Trying to create a bibliography or works cited, insert footnotes or endnotes, or even format a whole thesis ?
There is no one right way to do all of the above. The format of it depends on your professor's preference and the subject for which your paper is being written. Most disciplines have their own way of writing. The most common styles are MLA, APA, and Chicago. Usually the preferred style is specified in the assignment's guidelines.
RefWorks is an online research management, writing and collaboration tool that Coe subscribes to. It allows you to export citations directly from most article databases. You can be working on many papers at once and share citations between them. You can easily change between styles, and use it to create a bibliography in Microsoft Word.

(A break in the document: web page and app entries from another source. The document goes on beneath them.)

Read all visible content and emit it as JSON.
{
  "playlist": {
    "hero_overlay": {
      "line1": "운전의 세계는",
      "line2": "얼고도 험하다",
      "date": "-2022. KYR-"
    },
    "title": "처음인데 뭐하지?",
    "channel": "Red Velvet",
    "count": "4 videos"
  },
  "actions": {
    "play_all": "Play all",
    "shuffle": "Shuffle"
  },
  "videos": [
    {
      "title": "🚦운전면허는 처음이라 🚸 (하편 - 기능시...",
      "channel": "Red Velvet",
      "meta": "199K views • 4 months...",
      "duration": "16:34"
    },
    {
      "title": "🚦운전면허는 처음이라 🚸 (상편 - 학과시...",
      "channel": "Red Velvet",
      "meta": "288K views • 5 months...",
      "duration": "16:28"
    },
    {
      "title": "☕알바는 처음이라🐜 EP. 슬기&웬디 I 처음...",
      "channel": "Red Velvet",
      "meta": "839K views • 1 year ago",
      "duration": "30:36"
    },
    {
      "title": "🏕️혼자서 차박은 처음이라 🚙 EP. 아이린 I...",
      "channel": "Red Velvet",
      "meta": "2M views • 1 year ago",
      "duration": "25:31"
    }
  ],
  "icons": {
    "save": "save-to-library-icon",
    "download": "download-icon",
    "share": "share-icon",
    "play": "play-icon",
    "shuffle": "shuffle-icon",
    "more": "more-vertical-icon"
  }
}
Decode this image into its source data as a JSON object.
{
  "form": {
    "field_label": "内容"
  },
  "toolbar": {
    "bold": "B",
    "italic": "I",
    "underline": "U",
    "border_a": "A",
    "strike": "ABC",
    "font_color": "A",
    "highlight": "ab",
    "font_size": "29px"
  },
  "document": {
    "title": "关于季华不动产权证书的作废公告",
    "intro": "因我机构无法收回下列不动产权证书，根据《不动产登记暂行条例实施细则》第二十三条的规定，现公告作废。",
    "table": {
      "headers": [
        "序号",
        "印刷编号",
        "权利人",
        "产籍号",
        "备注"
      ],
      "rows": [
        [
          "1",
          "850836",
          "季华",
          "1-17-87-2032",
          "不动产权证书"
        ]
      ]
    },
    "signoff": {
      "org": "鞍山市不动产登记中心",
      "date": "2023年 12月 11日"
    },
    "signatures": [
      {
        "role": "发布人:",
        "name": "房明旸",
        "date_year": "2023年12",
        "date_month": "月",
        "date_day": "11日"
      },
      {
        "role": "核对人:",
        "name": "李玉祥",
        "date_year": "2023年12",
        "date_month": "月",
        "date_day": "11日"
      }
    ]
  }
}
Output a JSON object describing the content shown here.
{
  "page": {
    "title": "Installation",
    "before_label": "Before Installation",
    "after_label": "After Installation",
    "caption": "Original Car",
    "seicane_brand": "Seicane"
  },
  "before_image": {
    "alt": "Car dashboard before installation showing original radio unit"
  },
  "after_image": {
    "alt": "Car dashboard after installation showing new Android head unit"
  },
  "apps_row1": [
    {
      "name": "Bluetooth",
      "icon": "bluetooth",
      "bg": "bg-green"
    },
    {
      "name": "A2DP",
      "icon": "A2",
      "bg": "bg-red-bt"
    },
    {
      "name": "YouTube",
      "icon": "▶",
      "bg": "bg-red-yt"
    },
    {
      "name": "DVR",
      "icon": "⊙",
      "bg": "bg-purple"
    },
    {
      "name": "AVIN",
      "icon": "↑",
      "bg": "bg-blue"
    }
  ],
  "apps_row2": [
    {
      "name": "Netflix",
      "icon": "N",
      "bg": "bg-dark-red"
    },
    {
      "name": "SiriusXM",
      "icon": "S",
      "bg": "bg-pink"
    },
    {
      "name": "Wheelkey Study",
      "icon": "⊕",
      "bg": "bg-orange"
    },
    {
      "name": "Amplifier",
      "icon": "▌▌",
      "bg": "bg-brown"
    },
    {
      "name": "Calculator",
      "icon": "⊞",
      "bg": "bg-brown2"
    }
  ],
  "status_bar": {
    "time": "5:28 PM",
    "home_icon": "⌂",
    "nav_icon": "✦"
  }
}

The The Purdue Online Writing Lab (OWL) has fairly comprehensive style guides available for MLA and APA style, along with other research and citation sources.
Printed Style Manuals Available IN the Library
Authors and Editors:
The ACS Style Guide: A Manual for Authors and Editors by Janet S. Dodd. Washington, D.C.: American Chemical Society, 1997. [RESERVE QD 8.5.A25]
American Medical Association Manual of Style. Chicago: American Medical Association, 1998. [RESERVE R 119.A533 1998] -The style manual of choice for the chemistry department at Coe.
Literature, Philosophy, Religion, and Other Arts/Humanities:
MLA Style Manual and Guide to Scholarly Publishing by Joseph Gibaldi. 2nd ed. New York: Modern Language Association, 1998. [RESERVE PN 147.G444 1998]
Publication Manual of the American Psychological Association. Washington, D.C.: APA, 2001. [RESERVE REF BF 76.7.P82 2001] -Used by psychology, sociology, nursing, and economics, among other departments, on the Coe campus.
Scientific Style and Format: The CBE Manual for Authors, Editors, and Publishers. 6th ed. New York: Cambridge University Press, 1994. [RESERVE REF T 11.S386 1994] -The Council of Biology Editors manual is used by the Biology department at Coe.
General and Bias-Free Usage
The Dictionary of Bias-Free Usage: A Guide to Nondiscriminatory Language by Rosalie Maggio. Phoenix: Oryx, 1991. [REF PE 1460.M26 1991]
Guidelines for Bias-Free Writing by Marilyn Schwartz and the Task Force on Bias-Free Language..... Bloomington: Indiana U Press, 1995. [REF PE 1460.S474 1995]
Electronic Styles: A Handbook for Citing Electronic Information by Xia Li and Nancy B. Crane. 2nd ed. Medford, N.J.: Information Today, Inc., 1996. [RESERVE and REF PN 171.F56 L5 1996]
The Handbook of Nonsexist Writing by Casey Miller and Kate Swift. 2nd ed. New York: Harper & Row, 1988. [REF PN 218.M5 1988]
A Manual for Writers of Term Papers, Theses, and Dissertations by Kate L. Turabian. 6th ed. Chicago: U of Chicago, 1996. [RESERVE and REF LB 2369.T8 1996] -Less commonly used today; primarily by history and other humanities disciplines. Good examples of footnotes and bibliography formats.
MLA Handbook for Writers of Research Papers by Joseph Gibaldi. New York: Modern Language Association, 2009. [RESERVE and REF LB 2369.M53 2009]
If you are typing your paper in Word 2007/2010, it has a built in citation maker. Find it under the "Reference" tab. It will make endnotes, footnotes, table of contents and bibliography.